  • Take a systems-change approach: Regulation and policy change alone may not have much impact if the culture around an issue doesn’t also change; culture drives whether people follow the rules and act in the spirit of formal policies. To achieve both, people, whether as employees, consumers or members of the public, need to be informed about their own agency and how to channel it to create positive change. Corporate advocacy should engage with a range of stakeholders, empowering them to act within their own spheres of influence and support policy change to be meaningfully implemented.

Essential compliance – support from the legal team

The importance of the role of in-house counsel in corporate advocacy strategy cannot be overemphasised. The in-house lawyer can enable the business’ corporate advocacy goals by helping to manage risk and support a collaborative approach across business functions. Although this role goes beyond compliance, it’s still essential to adhere to all applicable regulation and this may require specialist input from the legal team. For example:

  • Public campaigning: In the run up to a general election, if a UK company is campaigning publicly on an issue that is political it may be required to register as a non-party campaigner and be subject to a detailed compliance and transparency regime – this covers any public-facing campaign which could be seen as intended to influence people to vote in a particular way.
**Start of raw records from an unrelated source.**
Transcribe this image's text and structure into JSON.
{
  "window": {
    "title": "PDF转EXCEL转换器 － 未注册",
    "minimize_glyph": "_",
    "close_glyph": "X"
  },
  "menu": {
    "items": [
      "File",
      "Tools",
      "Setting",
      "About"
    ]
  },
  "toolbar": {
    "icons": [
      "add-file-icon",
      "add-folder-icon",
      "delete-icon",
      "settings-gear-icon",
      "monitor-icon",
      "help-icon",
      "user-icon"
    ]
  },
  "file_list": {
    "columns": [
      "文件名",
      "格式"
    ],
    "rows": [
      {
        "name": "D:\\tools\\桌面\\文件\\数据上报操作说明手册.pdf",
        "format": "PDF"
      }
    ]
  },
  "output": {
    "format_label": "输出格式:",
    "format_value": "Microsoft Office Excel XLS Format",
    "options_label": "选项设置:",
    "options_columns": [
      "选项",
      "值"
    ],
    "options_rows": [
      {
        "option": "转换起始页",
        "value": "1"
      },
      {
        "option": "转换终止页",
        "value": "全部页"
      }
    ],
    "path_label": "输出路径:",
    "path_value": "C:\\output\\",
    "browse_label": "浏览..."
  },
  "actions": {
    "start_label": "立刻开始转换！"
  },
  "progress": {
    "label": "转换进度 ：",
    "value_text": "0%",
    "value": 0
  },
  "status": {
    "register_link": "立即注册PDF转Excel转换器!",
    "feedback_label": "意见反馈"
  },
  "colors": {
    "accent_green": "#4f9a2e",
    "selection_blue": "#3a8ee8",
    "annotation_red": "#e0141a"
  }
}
The threshold for triggering this requirement is low, and this obligation can arise in relation to issues that may not seem party-political. Generally, an overseas company will not be eligible to register and so cannot carry out this kind of activity.
  • Private advocacy and lobbying: If using the services of an external consultant (rather than in-house) lobbyist to engage with ministers or senior civil servants, this will be subject to requirements in England and Wales for that engagement to be registered with the Registrar of Consultant Lobbyists. While the registration burden is on the lobbyist, not the client, registration involves a certain amount of public transparency; businesses should consider whether they are comfortable with the world knowing about these arrangements (and be aware of the reputational risks of failure to comply).
  • Internal advocacy: Among any business’ internal stakeholders there will be a range of views on different issues. For purpose-driven businesses, taking a public position can be an important part of maintaining a values-led profile, but can also lead to internal misalignment or rifts. Managing this risk is partly a cultural question, but there may be important legal risks to consider. Where a business has spoken publicly on an issue that goes beyond its operations and value creation, it may be harder to justify its position and scrutiny may be higher. Careful management of an issue may be needed where beliefs are protected under the Equality Act 2010 (often on both sides). The best response is likely to be one that is thoughtful, informed by collaboration across business functions (e.g., HR, Comms, Legal, and the leadership team, etc.) and takes a respectful and balanced approach to the different views involved.

At Bates Wells, we work with purpose-driven businesses on their campaigning, lobbying and advocacy activities. Please get in touch if you’d like to discuss how your business could develop its corporate advocacy strategy.